The hardest job I have ever done? Honestly? No. Teaching and coaching in Franklin during sports seasons definitely rivaled this. They were 70-80 weeks away from home. When sports weren't in season, the job got immensely easier, but during season, I remember feeling that same sort of fatigue.
But this is still not easy. I don't feel good at it. And sometimes, it is hard.
I need to admit that.
I'm not sure exactly why I haven't said this on my blog before now. I've always allowed my blog to be a place that I express my heart exactly and honestly. I haven't hid
it. But I haven't really mentioned it either.
For some reason admitting that anything related to motherhood is difficult or challenging is hard for me right now. It isn't that I want to appear I am a super mom. I have no problem at all admitting that I am not
a super mom. I don't see myself as one and don't feel that I am one. I am perfectly fine admitting that I need help or don't know how to do something. I see other moms and think, "Now that
is a supermom."
However, I do have a fear of ever sounding like I am complaining about being a mom or having my two boys. I love them so incredibly much. I would never change where we are now for anything in the world. I never, ever, ever, want to sound ungrateful for the amazing blessing that has been bestowed on our lives.
I can remember when I was going through infertility. I remember hearing moms say it was hard. I agreed with them. I had done enough babysitting of multiple children to know it was hard. But I also knew I didn't care. I wanted that sooooo bad.
And now that I have it, I hesitate to mention the hard stuff because I don't want to sound unappreciative -- ever. I am so amazingly appreciate. I am so amazingly happy I am here.
But it is hard.
And you know what, my failure to admit that isn't fair to other moms or to moms-to-be. I need to be honest or people won't get the right picture.
I've been blessed with a few friends that I have really been able to share my heart with.

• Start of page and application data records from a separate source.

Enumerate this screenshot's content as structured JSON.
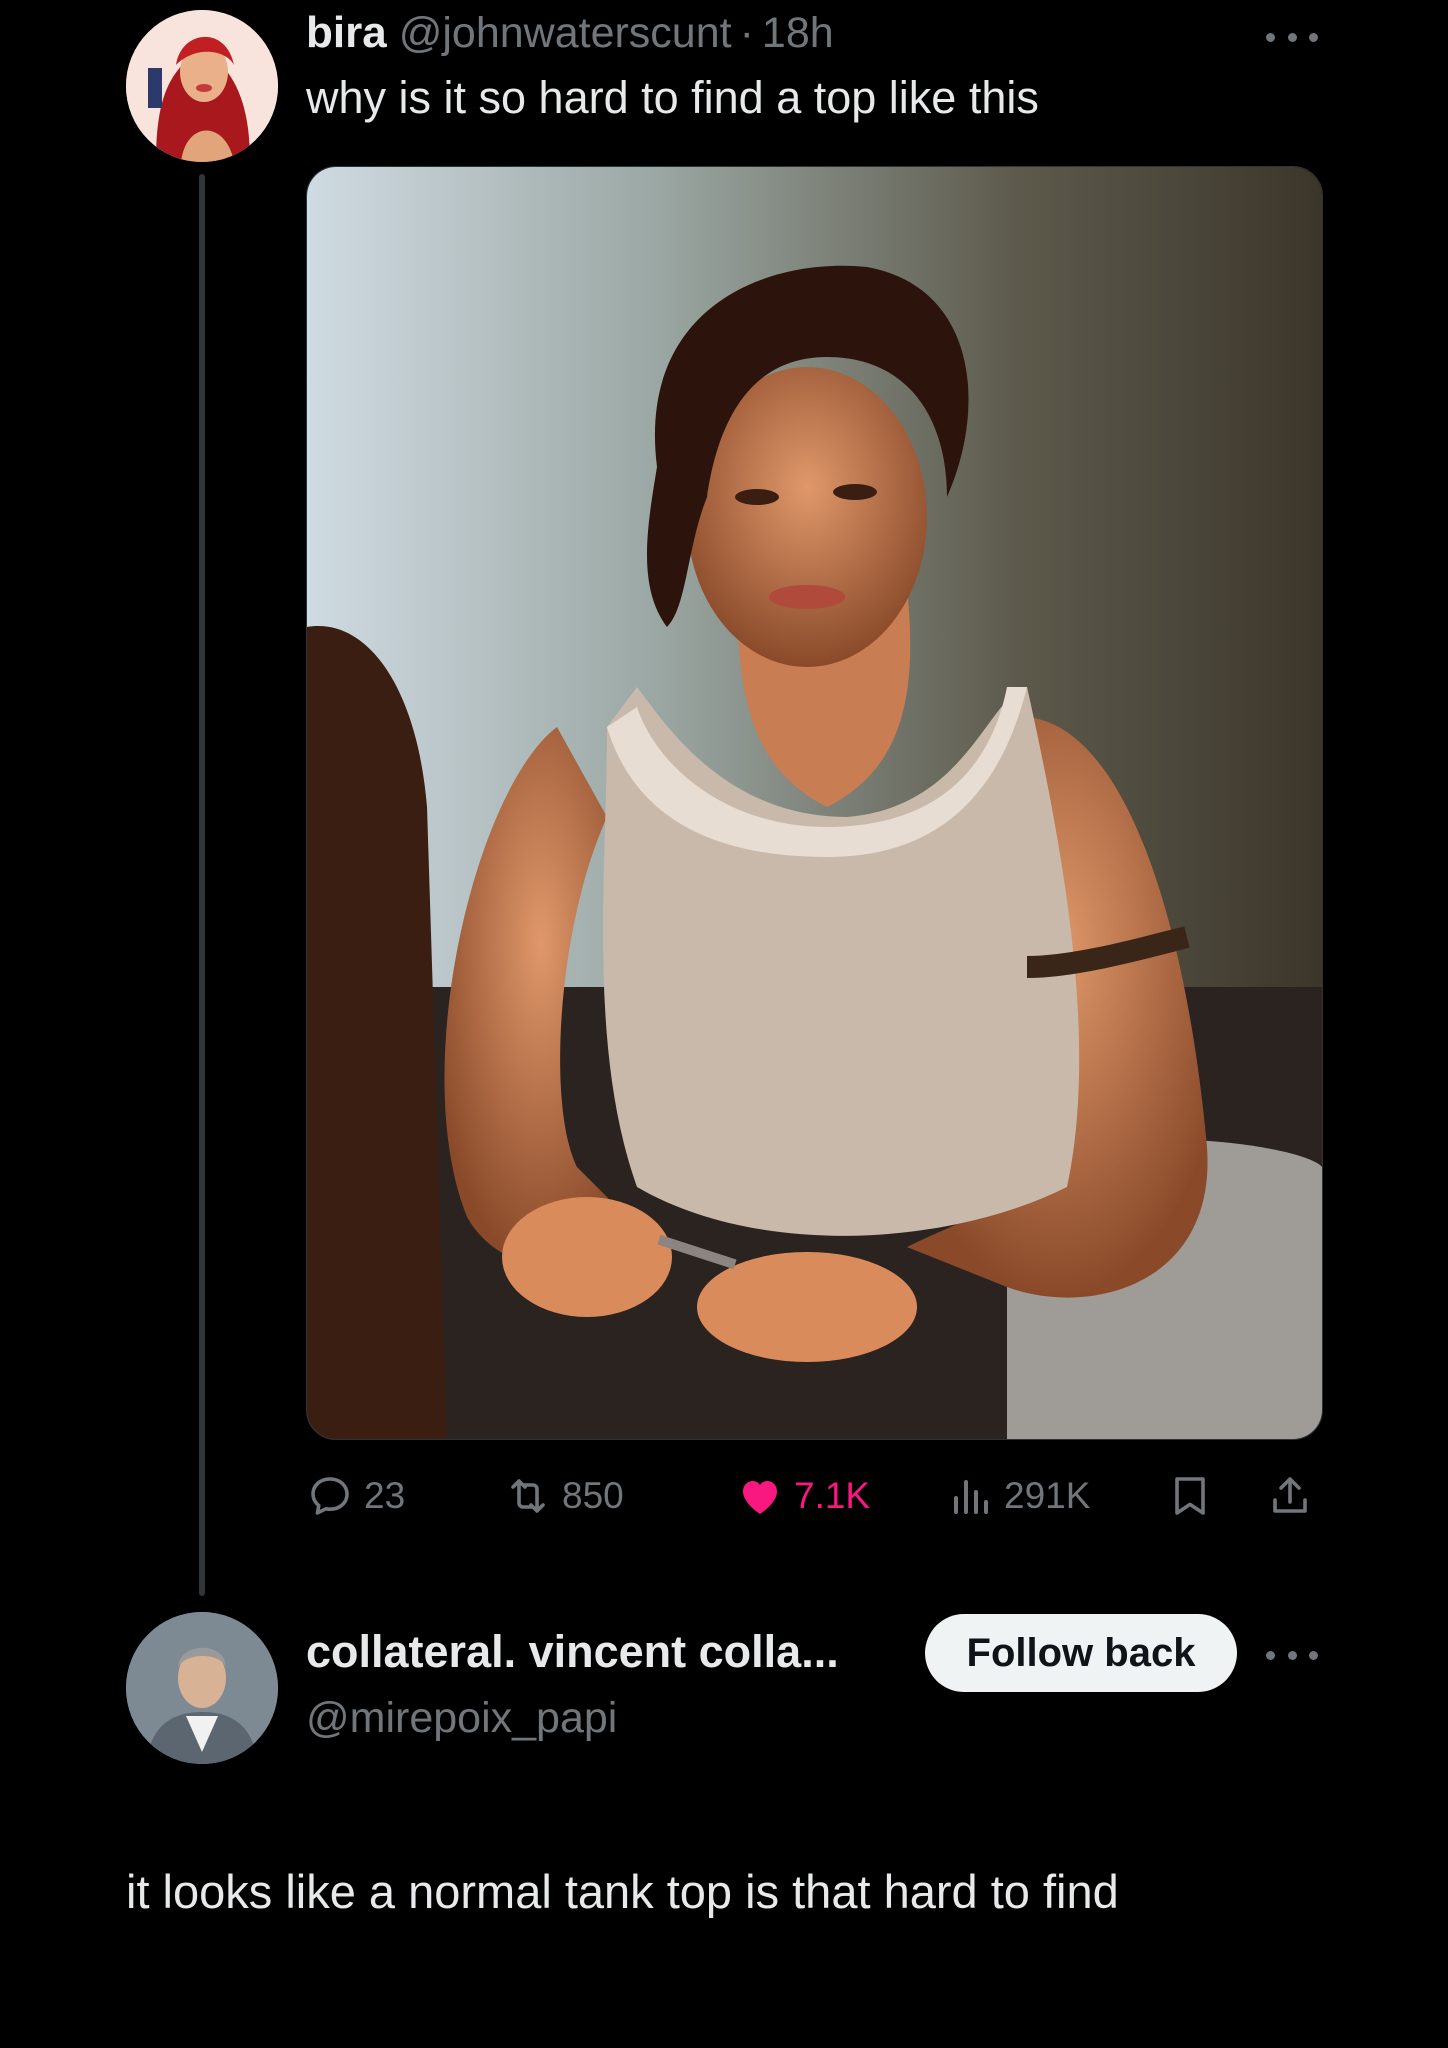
{
  "tweet": {
    "author_name": "bira",
    "author_handle": "@johnwaterscunt",
    "separator": "·",
    "time": "18h",
    "text": "why is it so hard to find a top like this",
    "stats": {
      "replies": "23",
      "reposts": "850",
      "likes": "7.1K",
      "views": "291K"
    },
    "icons": {
      "reply": "reply-icon",
      "repost": "repost-icon",
      "like": "heart-icon",
      "views": "views-icon",
      "bookmark": "bookmark-icon",
      "share": "share-icon",
      "more": "more-icon"
    }
  },
  "reply": {
    "author_name": "collateral. vincent colla...",
    "author_handle": "@mirepoix_papi",
    "follow_label": "Follow back",
    "text": "it looks like a normal tank top is that hard to find"
  },
  "colors": {
    "background": "#000000",
    "primary_text": "#e7e9ea",
    "secondary_text": "#71767b",
    "like": "#f91880",
    "button_bg": "#eff3f4"
  }
}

They have encouraged me to go ahead and talk about some of the hard stuff. At MOPS the other day, moms went around discussing some of the good, bad, and in between stuff. Very helpful!

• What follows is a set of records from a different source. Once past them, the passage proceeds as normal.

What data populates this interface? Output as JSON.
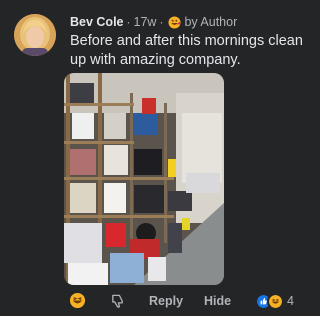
{
  "comment": {
    "author": "Bev Cole",
    "separator": "·",
    "timestamp": "17w",
    "badge_text": "by Author",
    "text": "Before and after this mornings clean up with amazing company."
  },
  "actions": {
    "reply_label": "Reply",
    "hide_label": "Hide",
    "reaction_count": "4",
    "reaction_icons": [
      "like-icon",
      "haha-icon"
    ]
  },
  "colors": {
    "background": "#242526",
    "text_primary": "#e4e6eb",
    "text_secondary": "#b0b3b8",
    "like_blue": "#1b74e4",
    "haha_yellow": "#f7b125"
  }
}
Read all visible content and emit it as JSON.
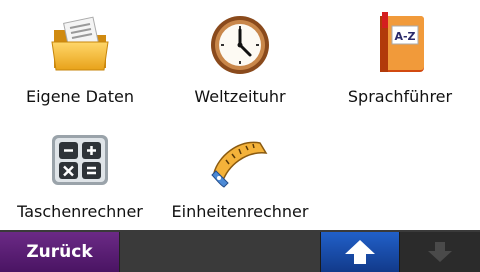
{
  "tiles": [
    {
      "label": "Eigene Daten",
      "icon": "folder-icon"
    },
    {
      "label": "Weltzeituhr",
      "icon": "clock-icon"
    },
    {
      "label": "Sprachführer",
      "icon": "phrasebook-icon"
    },
    {
      "label": "Taschenrechner",
      "icon": "calculator-icon"
    },
    {
      "label": "Einheitenrechner",
      "icon": "measuring-tape-icon"
    }
  ],
  "toolbar": {
    "back_label": "Zurück",
    "up_icon": "arrow-up-icon",
    "down_icon": "arrow-down-icon"
  },
  "colors": {
    "back_button": "#5a1d76",
    "up_button": "#1a4fb0",
    "toolbar_bg": "#3a3a3a"
  }
}
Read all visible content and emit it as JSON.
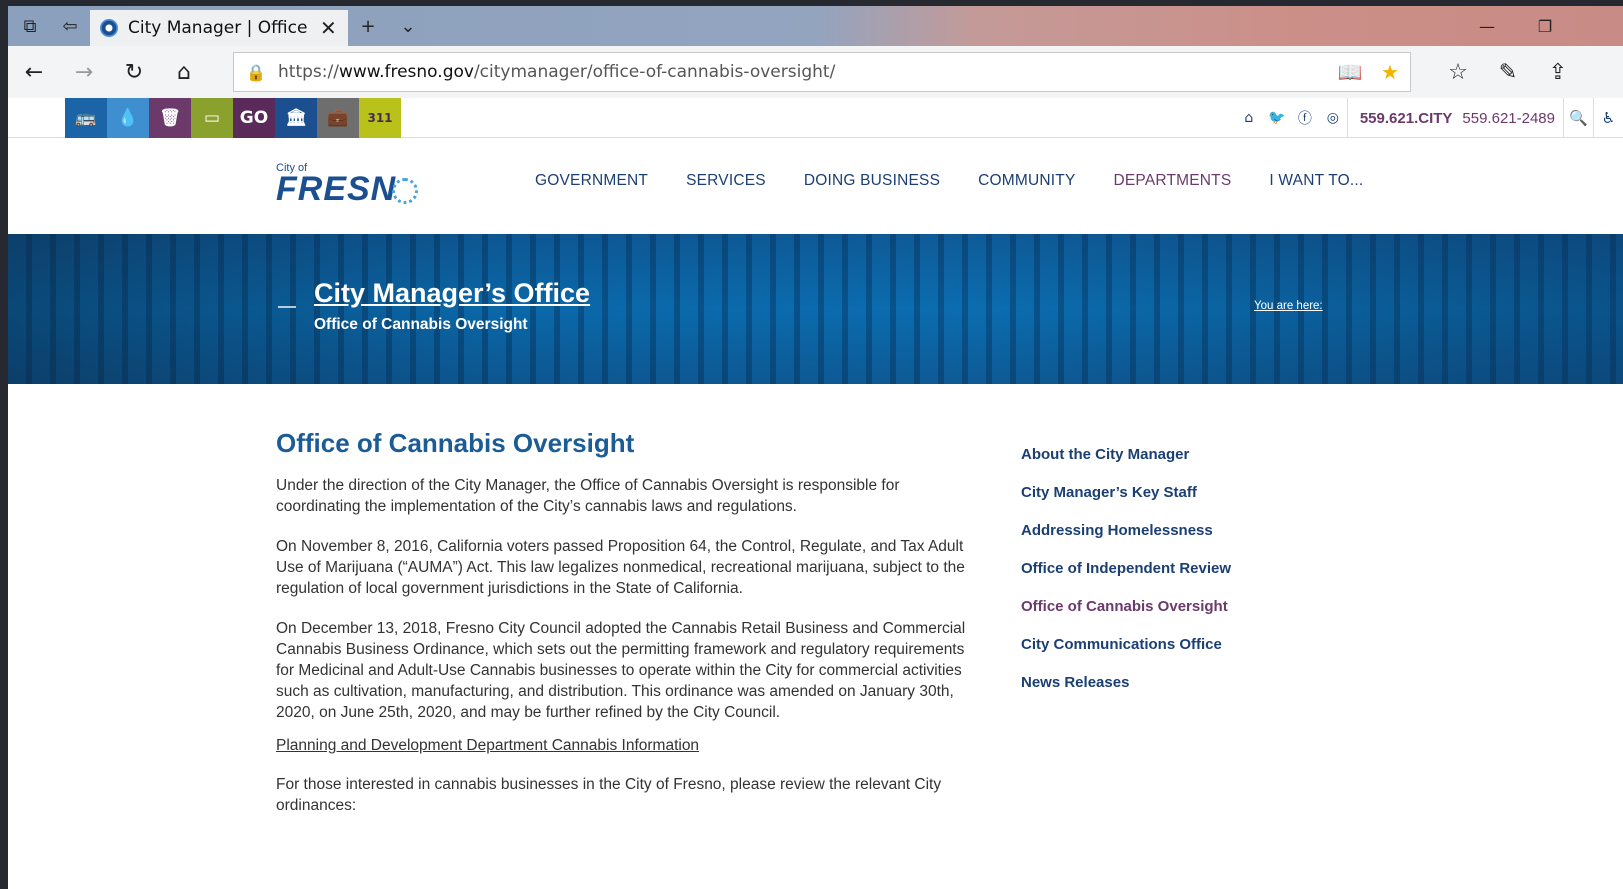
{
  "browser": {
    "tab_title": "City Manager | Office of Cannabis Oversight",
    "url_prefix": "https://",
    "url_domain": "www.fresno.gov",
    "url_path": "/citymanager/office-of-cannabis-oversight/"
  },
  "utility": {
    "quick_icons": [
      {
        "name": "bus-icon",
        "glyph": "🚌",
        "color": "#1b64a8"
      },
      {
        "name": "water-drop-icon",
        "glyph": "💧",
        "color": "#3f8fd0"
      },
      {
        "name": "trash-icon",
        "glyph": "🗑",
        "color": "#6b3a6b"
      },
      {
        "name": "payment-card-icon",
        "glyph": "▭",
        "color": "#8aa12e"
      },
      {
        "name": "go-icon",
        "glyph": "GO",
        "color": "#5a2a5a"
      },
      {
        "name": "city-hall-icon",
        "glyph": "🏛",
        "color": "#1b4f8f"
      },
      {
        "name": "briefcase-icon",
        "glyph": "💼",
        "color": "#6e6e6e"
      },
      {
        "name": "311-icon",
        "glyph": "311",
        "color": "#b8c21a"
      }
    ],
    "phone_main": "559.621.CITY",
    "phone_number": "559.621-2489"
  },
  "header": {
    "logo_small": "City of",
    "logo_big": "FRESN",
    "nav": [
      "GOVERNMENT",
      "SERVICES",
      "DOING BUSINESS",
      "COMMUNITY",
      "DEPARTMENTS",
      "I WANT TO..."
    ]
  },
  "hero": {
    "title": "City Manager’s Office",
    "subtitle": "Office of Cannabis Oversight",
    "breadcrumb_label": "You are here:"
  },
  "main": {
    "heading": "Office of Cannabis Oversight",
    "p1": "Under the direction of the City Manager, the Office of Cannabis Oversight is responsible for coordinating the implementation of the City’s cannabis laws and regulations.",
    "p2": "On November 8, 2016, California voters passed Proposition 64, the Control, Regulate, and Tax Adult Use of Marijuana (“AUMA”) Act. This law legalizes nonmedical, recreational marijuana, subject to the regulation of local government jurisdictions in the State of California.",
    "p3": "On December 13, 2018, Fresno City Council adopted the Cannabis Retail Business and Commercial Cannabis Business Ordinance, which sets out the permitting framework and regulatory requirements for Medicinal and Adult-Use Cannabis businesses to operate within the City for commercial activities such as cultivation, manufacturing, and distribution. This ordinance was amended on January 30th, 2020, on June 25th, 2020, and may be further refined by the City Council.",
    "link": "Planning and Development Department Cannabis Information",
    "p4": "For those interested in cannabis businesses in the City of Fresno, please review the relevant City ordinances:"
  },
  "sidebar": {
    "items": [
      "About the City Manager",
      "City Manager’s Key Staff",
      "Addressing Homelessness",
      "Office of Independent Review",
      "Office of Cannabis Oversight",
      "City Communications Office",
      "News Releases"
    ]
  }
}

I got an email from a good friend the other day. She was talking about having two kids and admitted to me that it is quite exhausting. I echoed her sentiment and confessed my fear of not ever admitting that this was a little hard sometimes because I feared sounding ungrateful.
She wrote me back a very powerful email. I wanted to share just a portion of it, since her words were what encouraged me to write this blog.

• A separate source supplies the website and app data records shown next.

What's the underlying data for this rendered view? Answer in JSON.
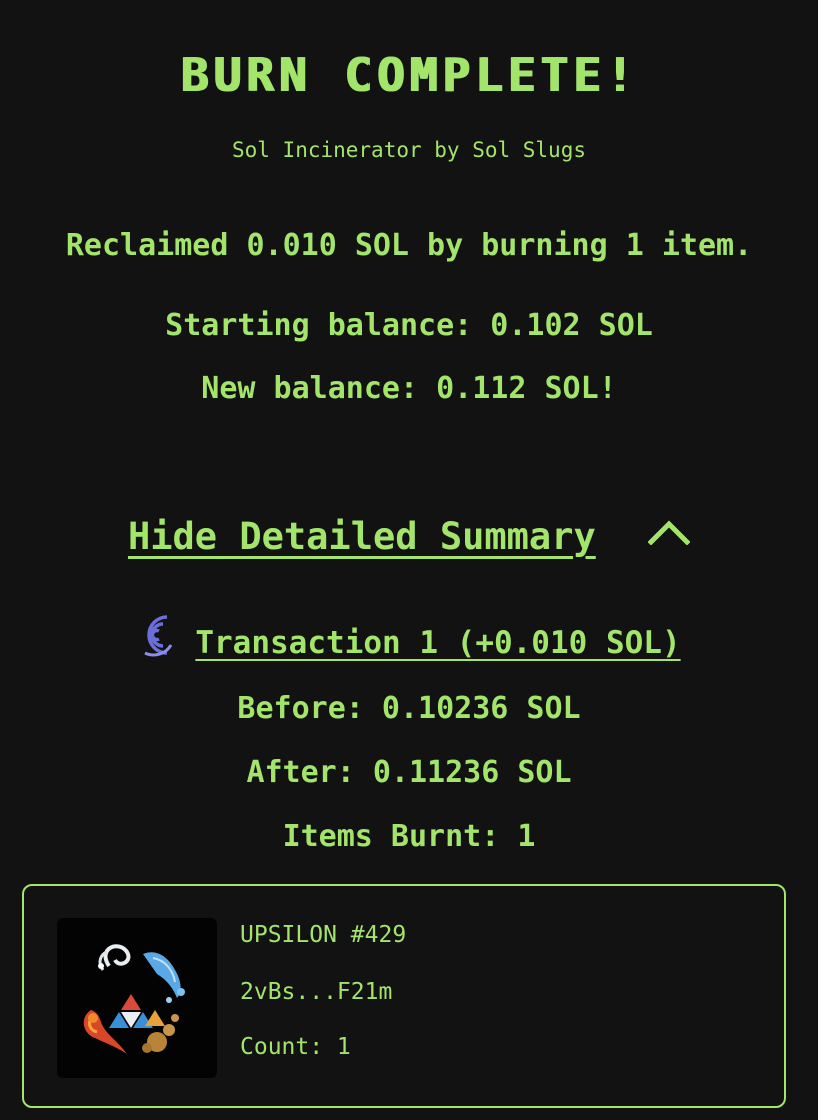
{
  "header": {
    "title": "BURN COMPLETE!",
    "subtitle": "Sol Incinerator by Sol Slugs"
  },
  "summary": {
    "reclaimed": "Reclaimed 0.010 SOL by burning 1 item.",
    "starting_balance": "Starting balance: 0.102 SOL",
    "new_balance": "New balance: 0.112 SOL!"
  },
  "details": {
    "toggle_label": "Hide Detailed Summary",
    "expanded": true,
    "transaction_label": "Transaction 1 (+0.010 SOL)",
    "before": "Before: 0.10236 SOL",
    "after": "After: 0.11236 SOL",
    "items_burnt": "Items Burnt: 1"
  },
  "items": [
    {
      "name": "UPSILON #429",
      "mint": "2vBs...F21m",
      "count": "Count: 1"
    }
  ],
  "icons": {
    "toggle": "chevron-up-icon",
    "explorer": "solscan-icon"
  },
  "colors": {
    "accent": "#a3e46b",
    "background": "#121212",
    "explorer_icon": "#6b6fd8"
  }
}
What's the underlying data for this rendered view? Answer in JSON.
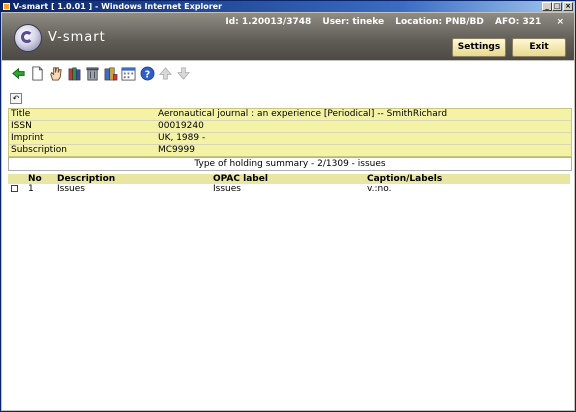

Everyone who reads your blog knows the immense struggle you faced with infertility and then the immense joy you experienced through adoption and conception...BUT we also understand the immense time commitment of the daily feedings, diaper changes, naps, walks, and just pure chaos. Everyone likes the honesty of your blog, and other Moms would probably like you admitting.."No. I am not super mom!" because you always seem to have it so together.
When I read her last sentence, that I seemed to have it altogether, I knew I needed to set the record straight. I do not have it altogether. Oh my! Woah is that far from the truth. Things are chaotic and challenging and demanding and wonderful all rolled into one. I want to make sure everyone knows that. I never want to appear to be something I am not.
So I am saying it. I have to remind myself of the difference between admitting something is hard and complaining about it. I have to keep my mind clear that saying my day is chaotic or challenging is not saying I want to give back my boys or I wish they weren't here. They are amazing. They are an incredible blessing. I wouldn't change them for anything. I can admit that motherhood is hard just like I can admit coaching and teaching were hard. That doesn't admit I don't love what I do. I love it.
Even though it is sometimes hard.